(Component data from apps and pages)
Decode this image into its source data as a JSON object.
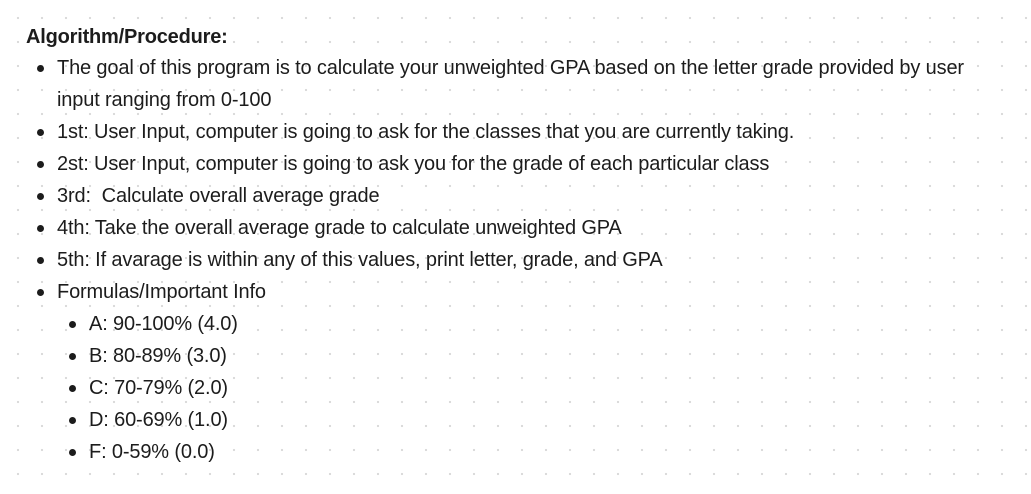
{
  "heading": "Algorithm/Procedure:",
  "steps": [
    "The goal of this program is to calculate your unweighted GPA based on the letter grade provided by user input ranging from 0-100",
    "1st: User Input, computer is going to ask for the classes that you are currently taking.",
    "2st: User Input, computer is going to ask you for the grade of each particular class",
    "3rd:  Calculate overall average grade",
    "4th: Take the overall average grade to calculate unweighted GPA",
    "5th: If avarage is within any of this values, print letter, grade, and GPA",
    "Formulas/Important Info"
  ],
  "grades": [
    "A: 90-100% (4.0)",
    "B: 80-89% (3.0)",
    "C: 70-79% (2.0)",
    "D: 60-69% (1.0)",
    "F: 0-59% (0.0)"
  ]
}
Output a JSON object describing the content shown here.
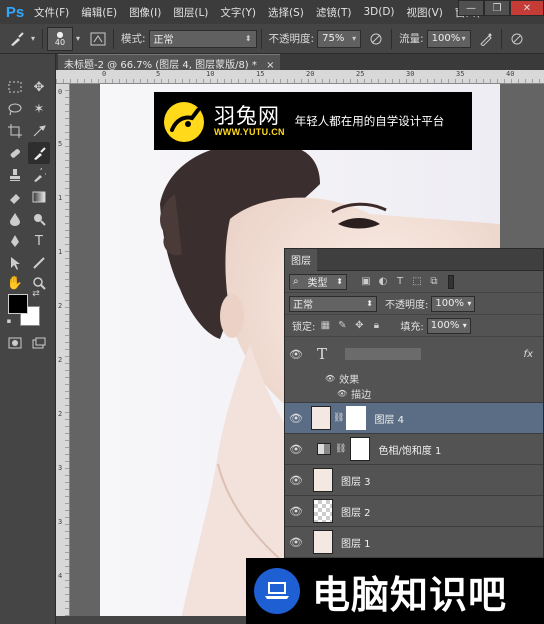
{
  "app": {
    "logo": "Ps"
  },
  "menu": [
    "文件(F)",
    "编辑(E)",
    "图像(I)",
    "图层(L)",
    "文字(Y)",
    "选择(S)",
    "滤镜(T)",
    "3D(D)",
    "视图(V)",
    "窗口(W"
  ],
  "window_controls": {
    "minimize": "—",
    "restore": "❐",
    "close": "✕"
  },
  "options": {
    "brush_size": "40",
    "mode_label": "模式:",
    "mode_value": "正常",
    "opacity_label": "不透明度:",
    "opacity_value": "75%",
    "flow_label": "流量:",
    "flow_value": "100%"
  },
  "document_tab": "未标题-2 @ 66.7% (图层 4, 图层蒙版/8) *",
  "ruler_h_ticks": [
    "0",
    "5",
    "10",
    "15",
    "20",
    "25",
    "30",
    "35",
    "40"
  ],
  "ruler_v_ticks": [
    "0",
    "5",
    "1",
    "1",
    "2",
    "2",
    "2",
    "3",
    "3",
    "4"
  ],
  "banner": {
    "brand": "羽兔网",
    "url": "WWW.YUTU.CN",
    "tagline": "年轻人都在用的自学设计平台"
  },
  "layers_panel": {
    "title": "图层",
    "filter_label": "类型",
    "blend_mode": "正常",
    "opacity_label": "不透明度:",
    "opacity_value": "100%",
    "lock_label": "锁定:",
    "fill_label": "填充:",
    "fill_value": "100%",
    "text_layer_icon": "T",
    "fx_label": "fx",
    "effects_label": "效果",
    "stroke_label": "描边",
    "layers": [
      {
        "name": "图层 4",
        "selected": true
      },
      {
        "name": "色相/饱和度 1",
        "selected": false
      },
      {
        "name": "图层 3",
        "selected": false
      },
      {
        "name": "图层 2",
        "selected": false
      },
      {
        "name": "图层 1",
        "selected": false
      }
    ]
  },
  "watermark": {
    "text": "电脑知识吧"
  },
  "colors": {
    "accent_blue": "#31a8ff",
    "brand_yellow": "#ffd91a",
    "selected_layer": "#5b6d85",
    "watermark_icon": "#1f5fd4"
  }
}
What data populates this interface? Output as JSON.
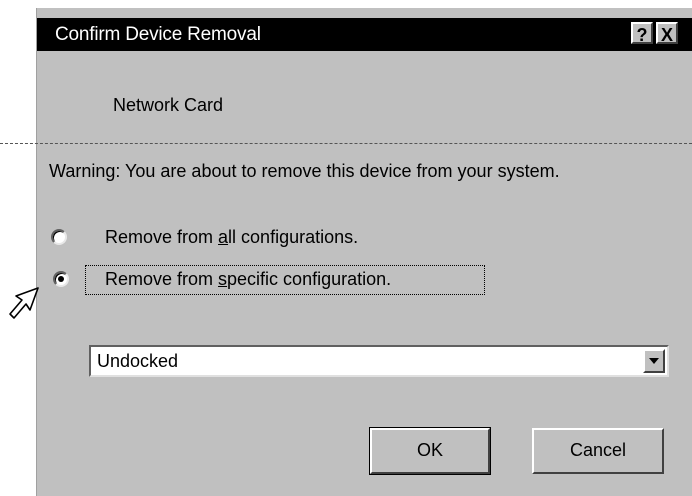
{
  "dialog": {
    "title": "Confirm Device Removal",
    "help_button": "?",
    "close_button": "X",
    "device_name": "Network Card",
    "warning": "Warning: You are about to remove this device from your system.",
    "options": [
      {
        "before": "Remove from ",
        "mnemonic": "a",
        "after": "ll configurations.",
        "selected": false
      },
      {
        "before": "Remove from ",
        "mnemonic": "s",
        "after": "pecific configuration.",
        "selected": true
      }
    ],
    "configuration_select": {
      "value": "Undocked"
    },
    "ok_label": "OK",
    "cancel_label": "Cancel"
  },
  "colors": {
    "title_bar": "#000000",
    "dialog_face": "#c0c0c0"
  },
  "icons": {
    "cursor": "arrow-cursor-icon",
    "dropdown": "chevron-down-icon"
  }
}
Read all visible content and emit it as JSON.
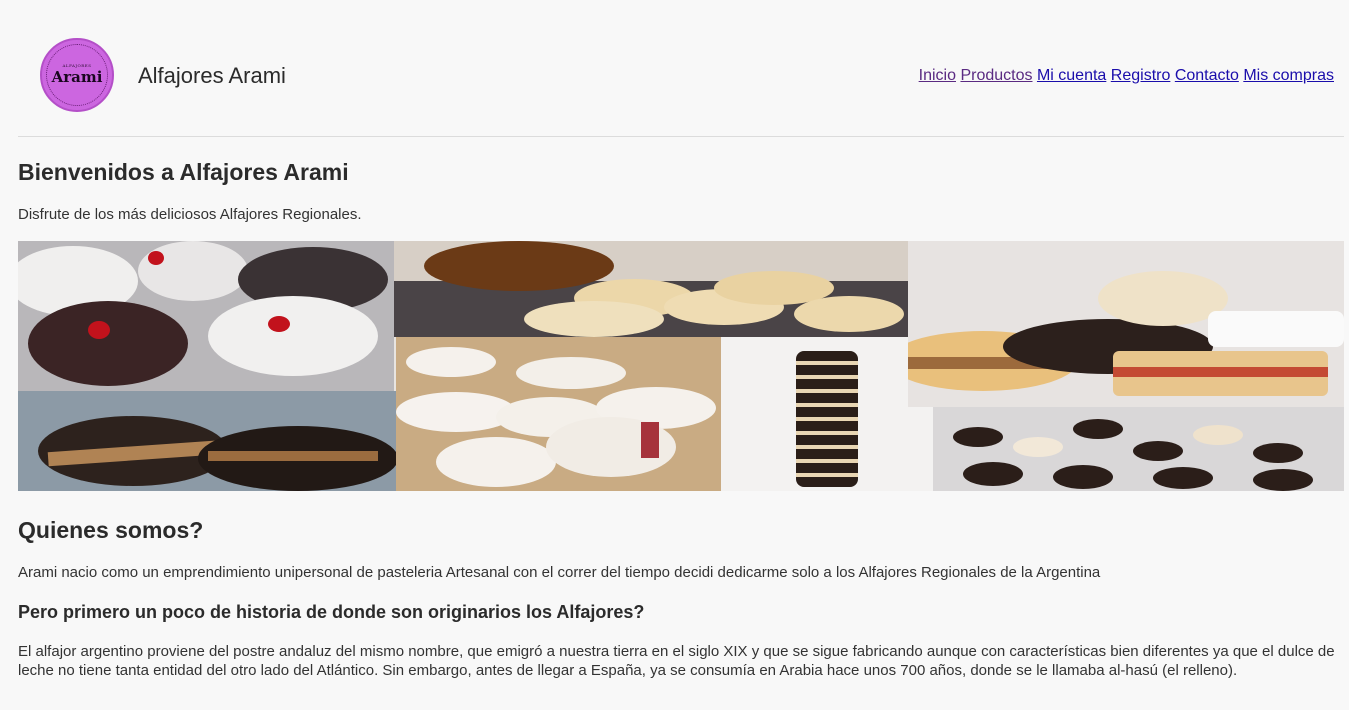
{
  "header": {
    "logo": {
      "small_text": "ALFAJORES",
      "word": "Arami"
    },
    "site_title": "Alfajores Arami",
    "nav": [
      {
        "label": "Inicio"
      },
      {
        "label": "Productos"
      },
      {
        "label": "Mi cuenta"
      },
      {
        "label": "Registro"
      },
      {
        "label": "Contacto"
      },
      {
        "label": "Mis compras"
      }
    ]
  },
  "main": {
    "welcome_heading": "Bienvenidos a Alfajores Arami",
    "welcome_text": "Disfrute de los más deliciosos Alfajores Regionales.",
    "about_heading": "Quienes somos?",
    "about_text": "Arami nacio como un emprendimiento unipersonal de pasteleria Artesanal con el correr del tiempo decidi dedicarme solo a los Alfajores Regionales de la Argentina",
    "history_heading": "Pero primero un poco de historia de donde son originarios los Alfajores?",
    "history_text": "El alfajor argentino proviene del postre andaluz del mismo nombre, que emigró a nuestra tierra en el siglo XIX y que se sigue fabricando aunque con características bien diferentes ya que el dulce de leche no tiene tanta entidad del otro lado del Atlántico. Sin embargo, antes de llegar a España, ya se consumía en Arabia hace unos 700 años, donde se le llamaba al-hasú (el relleno)."
  },
  "colors": {
    "logo_bg": "#cc66e0",
    "link": "#1a0dab",
    "visited_link": "#5a2a82",
    "background": "#f8f8f8"
  }
}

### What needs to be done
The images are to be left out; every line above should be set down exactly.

### Answer to this exercise
Decode this image into its source data as a JSON object.
{
  "heading": "Algorithm/Procedure:",
  "steps": [
    "The goal of this program is to calculate your unweighted GPA based on the letter grade provided by user input ranging from 0-100",
    "1st: User Input, computer is going to ask for the classes that you are currently taking.",
    "2st: User Input, computer is going to ask you for the grade of each particular class",
    "3rd:  Calculate overall average grade",
    "4th: Take the overall average grade to calculate unweighted GPA",
    "5th: If avarage is within any of this values, print letter, grade, and GPA",
    "Formulas/Important Info"
  ],
  "grades": [
    "A: 90-100% (4.0)",
    "B: 80-89% (3.0)",
    "C: 70-79% (2.0)",
    "D: 60-69% (1.0)",
    "F: 0-59% (0.0)"
  ]
}
Output a JSON object describing the content shown here.
{
  "app": {
    "logo": "Ps"
  },
  "menu": [
    "文件(F)",
    "编辑(E)",
    "图像(I)",
    "图层(L)",
    "文字(Y)",
    "选择(S)",
    "滤镜(T)",
    "3D(D)",
    "视图(V)",
    "窗口(W"
  ],
  "window_controls": {
    "minimize": "—",
    "restore": "❐",
    "close": "✕"
  },
  "options": {
    "brush_size": "40",
    "mode_label": "模式:",
    "mode_value": "正常",
    "opacity_label": "不透明度:",
    "opacity_value": "75%",
    "flow_label": "流量:",
    "flow_value": "100%"
  },
  "document_tab": "未标题-2 @ 66.7% (图层 4, 图层蒙版/8) *",
  "ruler_h_ticks": [
    "0",
    "5",
    "10",
    "15",
    "20",
    "25",
    "30",
    "35",
    "40"
  ],
  "ruler_v_ticks": [
    "0",
    "5",
    "1",
    "1",
    "2",
    "2",
    "2",
    "3",
    "3",
    "4"
  ],
  "banner": {
    "brand": "羽兔网",
    "url": "WWW.YUTU.CN",
    "tagline": "年轻人都在用的自学设计平台"
  },
  "layers_panel": {
    "title": "图层",
    "filter_label": "类型",
    "blend_mode": "正常",
    "opacity_label": "不透明度:",
    "opacity_value": "100%",
    "lock_label": "锁定:",
    "fill_label": "填充:",
    "fill_value": "100%",
    "text_layer_icon": "T",
    "fx_label": "fx",
    "effects_label": "效果",
    "stroke_label": "描边",
    "layers": [
      {
        "name": "图层 4",
        "selected": true
      },
      {
        "name": "色相/饱和度 1",
        "selected": false
      },
      {
        "name": "图层 3",
        "selected": false
      },
      {
        "name": "图层 2",
        "selected": false
      },
      {
        "name": "图层 1",
        "selected": false
      }
    ]
  },
  "watermark": {
    "text": "电脑知识吧"
  },
  "colors": {
    "accent_blue": "#31a8ff",
    "brand_yellow": "#ffd91a",
    "selected_layer": "#5b6d85",
    "watermark_icon": "#1f5fd4"
  }
}
What data populates this interface? Output as JSON.
{
  "dialog": {
    "title": "Confirm Device Removal",
    "help_button": "?",
    "close_button": "X",
    "device_name": "Network Card",
    "warning": "Warning: You are about to remove this device from your system.",
    "options": [
      {
        "before": "Remove from ",
        "mnemonic": "a",
        "after": "ll configurations.",
        "selected": false
      },
      {
        "before": "Remove from ",
        "mnemonic": "s",
        "after": "pecific configuration.",
        "selected": true
      }
    ],
    "configuration_select": {
      "value": "Undocked"
    },
    "ok_label": "OK",
    "cancel_label": "Cancel"
  },
  "colors": {
    "title_bar": "#000000",
    "dialog_face": "#c0c0c0"
  },
  "icons": {
    "cursor": "arrow-cursor-icon",
    "dropdown": "chevron-down-icon"
  }
}
Read all visible content and emit it as JSON.
{
  "header": {
    "logo": {
      "small_text": "ALFAJORES",
      "word": "Arami"
    },
    "site_title": "Alfajores Arami",
    "nav": [
      {
        "label": "Inicio"
      },
      {
        "label": "Productos"
      },
      {
        "label": "Mi cuenta"
      },
      {
        "label": "Registro"
      },
      {
        "label": "Contacto"
      },
      {
        "label": "Mis compras"
      }
    ]
  },
  "main": {
    "welcome_heading": "Bienvenidos a Alfajores Arami",
    "welcome_text": "Disfrute de los más deliciosos Alfajores Regionales.",
    "about_heading": "Quienes somos?",
    "about_text": "Arami nacio como un emprendimiento unipersonal de pasteleria Artesanal con el correr del tiempo decidi dedicarme solo a los Alfajores Regionales de la Argentina",
    "history_heading": "Pero primero un poco de historia de donde son originarios los Alfajores?",
    "history_text": "El alfajor argentino proviene del postre andaluz del mismo nombre, que emigró a nuestra tierra en el siglo XIX y que se sigue fabricando aunque con características bien diferentes ya que el dulce de leche no tiene tanta entidad del otro lado del Atlántico. Sin embargo, antes de llegar a España, ya se consumía en Arabia hace unos 700 años, donde se le llamaba al-hasú (el relleno)."
  },
  "colors": {
    "logo_bg": "#cc66e0",
    "link": "#1a0dab",
    "visited_link": "#5a2a82",
    "background": "#f8f8f8"
  }
}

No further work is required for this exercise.